Now, I just think about what is the most optimal way to hit that one ball, that would have the most consistency and give my opponent trouble at the same time. To me, every shot is individualized, because your opponent can do so many different things to the ball. Your comfortable forehand loop against one player might not be optimal against another player.

I've been doing this lately, and my consistency with EVERY shot improved, not just my topspins. Granted with the topspins, it is easier since you have more time to accurately judge the ball's speed, height, spin, depth, etc. But if you give personal attention to every shot, you will get better service return, better blocks, pretty much better everything.

Never do mindless training; there is no way you can personalize every shot if you don't use your brain.
Always be mindful and be aware of the ball coming to you.

*****************************************************************

Personal:
I used to change my stroke a lot because I used to think my stroke was wrong. (Changing your stroke actually isn't that hard. Just stop caring about missing.) I did all sorts of things with my forehand and my backhand. I think I've gone through every understandable type of topspin stroke, in search of the most optimal one. One day, I just stopped and decided to think about what the pros did.

So I posted a thread here about this, to gain some insight.
Thanks guys.
Here's the thread by the way.
http://www.tabletennisdaily.co.uk/forum/showthread.php?12970-Difference-between-a-2100-and-a-professional

So I started to pay attention to ball quality and reading the ball.
I used to never really pay attention to the height of the ball (unless it was extreme), but as soon as I started to pay attention to it, it was a lot easier for me to adjust my backswing and judge the ball's characteristics. Everything became easier.


I've been getting longer rallies lately and I think this is how you improve your shot quality. Counter-looping got a lot easier.
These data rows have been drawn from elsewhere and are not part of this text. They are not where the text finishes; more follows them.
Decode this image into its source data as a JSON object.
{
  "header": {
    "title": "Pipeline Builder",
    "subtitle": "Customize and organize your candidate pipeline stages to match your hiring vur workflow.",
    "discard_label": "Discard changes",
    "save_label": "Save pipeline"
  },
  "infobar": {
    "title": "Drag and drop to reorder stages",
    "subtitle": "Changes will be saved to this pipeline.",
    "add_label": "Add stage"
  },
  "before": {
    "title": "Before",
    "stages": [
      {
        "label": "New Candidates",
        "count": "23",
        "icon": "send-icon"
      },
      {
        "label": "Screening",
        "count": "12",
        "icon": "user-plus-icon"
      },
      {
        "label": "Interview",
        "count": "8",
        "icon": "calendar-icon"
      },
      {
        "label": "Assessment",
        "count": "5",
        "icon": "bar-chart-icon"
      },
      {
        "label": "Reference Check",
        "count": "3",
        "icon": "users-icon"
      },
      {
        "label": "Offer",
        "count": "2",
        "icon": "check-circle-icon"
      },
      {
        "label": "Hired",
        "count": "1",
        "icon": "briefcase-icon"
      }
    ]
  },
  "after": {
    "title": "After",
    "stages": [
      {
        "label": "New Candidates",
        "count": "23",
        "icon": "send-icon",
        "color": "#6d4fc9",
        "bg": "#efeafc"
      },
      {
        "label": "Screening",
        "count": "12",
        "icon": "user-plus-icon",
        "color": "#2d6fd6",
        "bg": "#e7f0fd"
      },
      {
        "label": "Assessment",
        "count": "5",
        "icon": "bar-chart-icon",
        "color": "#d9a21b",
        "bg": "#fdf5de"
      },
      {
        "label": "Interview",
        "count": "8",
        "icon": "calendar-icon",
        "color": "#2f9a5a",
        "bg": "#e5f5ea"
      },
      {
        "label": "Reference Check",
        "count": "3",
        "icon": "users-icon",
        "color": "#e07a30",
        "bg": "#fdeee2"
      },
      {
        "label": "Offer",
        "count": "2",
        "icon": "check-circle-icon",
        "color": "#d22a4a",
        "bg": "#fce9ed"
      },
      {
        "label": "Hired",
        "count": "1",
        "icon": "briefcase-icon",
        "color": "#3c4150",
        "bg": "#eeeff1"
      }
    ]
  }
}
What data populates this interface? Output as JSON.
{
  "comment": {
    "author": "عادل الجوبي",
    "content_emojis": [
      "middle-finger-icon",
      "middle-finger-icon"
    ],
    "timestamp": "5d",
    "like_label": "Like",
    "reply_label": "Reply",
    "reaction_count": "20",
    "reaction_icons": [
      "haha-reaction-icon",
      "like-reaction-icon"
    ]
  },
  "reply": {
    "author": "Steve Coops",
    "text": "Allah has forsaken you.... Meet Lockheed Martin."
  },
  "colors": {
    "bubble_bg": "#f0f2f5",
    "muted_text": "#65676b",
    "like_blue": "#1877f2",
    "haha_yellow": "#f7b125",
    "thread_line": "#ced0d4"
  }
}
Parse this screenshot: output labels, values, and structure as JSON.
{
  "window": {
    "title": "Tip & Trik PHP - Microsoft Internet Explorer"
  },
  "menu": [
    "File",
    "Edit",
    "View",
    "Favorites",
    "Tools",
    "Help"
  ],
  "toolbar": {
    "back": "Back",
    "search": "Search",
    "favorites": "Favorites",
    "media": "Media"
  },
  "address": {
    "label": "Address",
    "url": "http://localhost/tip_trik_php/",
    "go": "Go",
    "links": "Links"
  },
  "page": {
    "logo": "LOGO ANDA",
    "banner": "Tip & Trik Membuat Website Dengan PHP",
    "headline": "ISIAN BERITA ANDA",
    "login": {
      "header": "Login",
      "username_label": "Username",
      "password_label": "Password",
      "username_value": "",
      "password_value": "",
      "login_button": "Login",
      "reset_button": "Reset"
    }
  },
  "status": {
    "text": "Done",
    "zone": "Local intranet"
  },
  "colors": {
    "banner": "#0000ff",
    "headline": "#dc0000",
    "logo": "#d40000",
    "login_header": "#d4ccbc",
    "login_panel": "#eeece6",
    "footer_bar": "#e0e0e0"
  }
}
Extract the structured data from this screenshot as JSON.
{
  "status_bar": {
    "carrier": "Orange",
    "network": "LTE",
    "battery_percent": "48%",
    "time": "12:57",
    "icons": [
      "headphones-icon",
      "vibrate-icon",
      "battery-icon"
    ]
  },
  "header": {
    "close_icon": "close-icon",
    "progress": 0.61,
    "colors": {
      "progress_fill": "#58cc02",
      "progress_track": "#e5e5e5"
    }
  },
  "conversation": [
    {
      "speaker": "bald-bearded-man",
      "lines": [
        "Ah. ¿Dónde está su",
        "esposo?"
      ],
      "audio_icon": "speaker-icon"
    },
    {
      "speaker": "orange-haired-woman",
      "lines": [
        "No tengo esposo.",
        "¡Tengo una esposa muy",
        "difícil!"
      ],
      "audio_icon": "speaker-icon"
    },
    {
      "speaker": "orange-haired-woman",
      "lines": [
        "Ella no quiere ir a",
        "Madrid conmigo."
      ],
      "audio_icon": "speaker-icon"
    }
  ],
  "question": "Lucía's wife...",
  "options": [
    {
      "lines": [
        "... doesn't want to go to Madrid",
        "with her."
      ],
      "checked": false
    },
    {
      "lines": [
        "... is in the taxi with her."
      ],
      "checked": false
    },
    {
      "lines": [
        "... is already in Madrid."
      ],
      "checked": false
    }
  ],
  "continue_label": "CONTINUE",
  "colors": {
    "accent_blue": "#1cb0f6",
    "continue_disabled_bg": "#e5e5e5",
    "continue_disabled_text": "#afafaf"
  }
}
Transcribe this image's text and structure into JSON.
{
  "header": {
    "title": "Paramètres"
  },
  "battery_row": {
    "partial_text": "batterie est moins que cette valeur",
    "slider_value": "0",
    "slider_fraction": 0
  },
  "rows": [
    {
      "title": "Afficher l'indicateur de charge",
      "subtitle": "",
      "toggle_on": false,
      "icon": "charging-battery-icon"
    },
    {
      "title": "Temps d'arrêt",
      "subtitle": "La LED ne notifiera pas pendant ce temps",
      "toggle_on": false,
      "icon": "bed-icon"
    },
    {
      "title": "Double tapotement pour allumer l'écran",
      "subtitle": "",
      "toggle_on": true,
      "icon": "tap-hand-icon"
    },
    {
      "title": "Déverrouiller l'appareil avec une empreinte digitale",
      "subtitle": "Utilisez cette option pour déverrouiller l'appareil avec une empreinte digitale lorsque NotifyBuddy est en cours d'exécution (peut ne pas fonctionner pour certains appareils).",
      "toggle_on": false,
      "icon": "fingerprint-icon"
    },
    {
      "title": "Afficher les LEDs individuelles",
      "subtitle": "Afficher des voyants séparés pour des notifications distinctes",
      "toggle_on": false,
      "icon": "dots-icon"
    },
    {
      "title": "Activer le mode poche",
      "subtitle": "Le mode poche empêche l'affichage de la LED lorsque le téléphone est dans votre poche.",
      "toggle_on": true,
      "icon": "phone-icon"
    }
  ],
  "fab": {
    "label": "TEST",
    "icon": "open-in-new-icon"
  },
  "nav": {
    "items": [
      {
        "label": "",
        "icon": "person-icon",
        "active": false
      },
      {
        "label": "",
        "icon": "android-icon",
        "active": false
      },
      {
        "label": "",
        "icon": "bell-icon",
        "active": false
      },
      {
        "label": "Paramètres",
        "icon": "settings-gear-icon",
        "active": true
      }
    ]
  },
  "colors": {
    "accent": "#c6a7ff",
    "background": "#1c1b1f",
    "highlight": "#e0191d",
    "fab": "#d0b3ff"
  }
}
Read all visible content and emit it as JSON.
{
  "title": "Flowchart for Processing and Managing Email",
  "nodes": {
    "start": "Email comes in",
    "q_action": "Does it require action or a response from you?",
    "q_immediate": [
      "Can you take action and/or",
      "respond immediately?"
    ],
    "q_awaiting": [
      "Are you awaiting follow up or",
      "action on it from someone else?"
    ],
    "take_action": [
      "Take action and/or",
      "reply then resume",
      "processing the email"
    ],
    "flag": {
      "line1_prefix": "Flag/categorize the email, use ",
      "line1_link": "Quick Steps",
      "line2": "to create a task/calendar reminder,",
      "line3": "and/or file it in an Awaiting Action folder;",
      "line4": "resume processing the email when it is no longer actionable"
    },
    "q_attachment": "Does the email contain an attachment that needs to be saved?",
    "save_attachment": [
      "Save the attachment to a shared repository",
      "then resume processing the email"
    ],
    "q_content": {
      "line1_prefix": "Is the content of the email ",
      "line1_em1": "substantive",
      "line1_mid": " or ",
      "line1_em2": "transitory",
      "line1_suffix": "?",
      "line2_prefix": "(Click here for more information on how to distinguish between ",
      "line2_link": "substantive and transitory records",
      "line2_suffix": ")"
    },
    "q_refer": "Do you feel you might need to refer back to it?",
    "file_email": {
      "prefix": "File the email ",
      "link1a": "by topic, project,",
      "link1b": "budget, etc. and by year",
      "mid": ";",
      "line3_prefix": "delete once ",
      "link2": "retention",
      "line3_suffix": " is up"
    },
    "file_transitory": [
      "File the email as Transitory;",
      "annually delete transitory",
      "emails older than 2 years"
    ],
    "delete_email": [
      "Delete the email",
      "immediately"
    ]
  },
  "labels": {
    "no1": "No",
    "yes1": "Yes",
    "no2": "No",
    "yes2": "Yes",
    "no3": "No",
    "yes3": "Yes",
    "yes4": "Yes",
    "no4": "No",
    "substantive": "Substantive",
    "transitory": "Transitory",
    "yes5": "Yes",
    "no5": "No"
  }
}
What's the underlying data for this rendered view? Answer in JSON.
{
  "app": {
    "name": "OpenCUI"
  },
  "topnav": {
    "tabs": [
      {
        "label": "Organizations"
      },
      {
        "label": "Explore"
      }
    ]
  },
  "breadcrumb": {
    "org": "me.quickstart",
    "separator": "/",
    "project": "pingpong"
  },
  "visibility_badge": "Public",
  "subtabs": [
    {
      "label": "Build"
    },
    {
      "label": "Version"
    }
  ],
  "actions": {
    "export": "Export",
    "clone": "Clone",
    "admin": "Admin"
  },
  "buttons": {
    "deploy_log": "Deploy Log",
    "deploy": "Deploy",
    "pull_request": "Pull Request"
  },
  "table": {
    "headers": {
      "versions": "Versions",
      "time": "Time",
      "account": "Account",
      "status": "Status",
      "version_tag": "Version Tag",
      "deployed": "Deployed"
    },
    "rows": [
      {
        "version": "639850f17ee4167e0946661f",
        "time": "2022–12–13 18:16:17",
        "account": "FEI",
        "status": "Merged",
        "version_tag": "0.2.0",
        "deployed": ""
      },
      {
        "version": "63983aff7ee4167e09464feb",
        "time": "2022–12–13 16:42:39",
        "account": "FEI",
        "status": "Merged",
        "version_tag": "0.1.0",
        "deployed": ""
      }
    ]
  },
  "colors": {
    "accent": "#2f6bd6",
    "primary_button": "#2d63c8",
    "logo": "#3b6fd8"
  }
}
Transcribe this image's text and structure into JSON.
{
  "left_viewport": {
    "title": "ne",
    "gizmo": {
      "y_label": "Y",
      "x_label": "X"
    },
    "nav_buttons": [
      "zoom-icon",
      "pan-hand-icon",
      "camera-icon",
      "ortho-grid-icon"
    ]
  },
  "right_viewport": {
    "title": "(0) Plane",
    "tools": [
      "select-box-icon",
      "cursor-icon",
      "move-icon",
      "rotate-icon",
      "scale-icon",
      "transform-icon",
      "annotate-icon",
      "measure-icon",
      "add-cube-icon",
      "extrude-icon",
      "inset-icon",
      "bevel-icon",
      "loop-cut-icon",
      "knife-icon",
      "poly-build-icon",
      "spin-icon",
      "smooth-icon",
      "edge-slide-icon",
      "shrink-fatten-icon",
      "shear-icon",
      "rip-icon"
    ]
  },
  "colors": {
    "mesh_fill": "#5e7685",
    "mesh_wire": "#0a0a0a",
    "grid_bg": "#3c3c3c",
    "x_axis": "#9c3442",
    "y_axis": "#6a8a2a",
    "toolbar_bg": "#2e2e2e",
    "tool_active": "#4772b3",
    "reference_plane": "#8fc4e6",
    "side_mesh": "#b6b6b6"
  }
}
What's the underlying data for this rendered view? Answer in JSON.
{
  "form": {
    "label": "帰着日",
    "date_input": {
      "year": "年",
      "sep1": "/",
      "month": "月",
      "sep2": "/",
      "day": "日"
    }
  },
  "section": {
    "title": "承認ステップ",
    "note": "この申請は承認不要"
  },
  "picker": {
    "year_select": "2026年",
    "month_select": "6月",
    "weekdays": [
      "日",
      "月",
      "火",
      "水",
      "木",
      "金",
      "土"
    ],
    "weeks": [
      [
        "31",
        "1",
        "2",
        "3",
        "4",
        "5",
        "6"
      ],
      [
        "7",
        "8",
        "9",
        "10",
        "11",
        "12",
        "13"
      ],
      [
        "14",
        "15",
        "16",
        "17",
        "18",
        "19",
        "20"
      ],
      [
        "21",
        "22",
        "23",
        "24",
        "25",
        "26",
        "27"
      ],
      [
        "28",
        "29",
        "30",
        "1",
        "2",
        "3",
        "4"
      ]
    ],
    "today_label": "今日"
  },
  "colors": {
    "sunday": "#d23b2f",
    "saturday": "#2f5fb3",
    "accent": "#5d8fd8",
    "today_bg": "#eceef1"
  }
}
This is probably my path of improvement.
I am no longer ONE LOOP MAN, I am SERIOUS CONSECUTIVE LOOPS MAN.


**************************************************

P.S.
I'm starting to think lately that 'good touch' is just another term for 'adjusts well to the ball.'


EDIT: grammar edits

This is one awesome post. Guys, start hitting the SUPER LIKE button.

This is the king of post that makes me wish that every so often you could use an option and give one post multiple likes.


Sent from Deep Space by Abacus

NextLevel
08-21-2016, 04:15 PM
The most important part of the forehand loop is specific to each individual and is always the part you are missing to make it better.

If I had to give an answer, I would say racket head speed/whip mechanics. You can't loop without that. Other things are important like timing, ball tracking, grazing/hitting into the sponge, or even footwork/recovery. But for the stroke itself, racket head speed. If you have racket head speed, you have options. You can teach anyone who has racket head speed to fix their stroke and loop.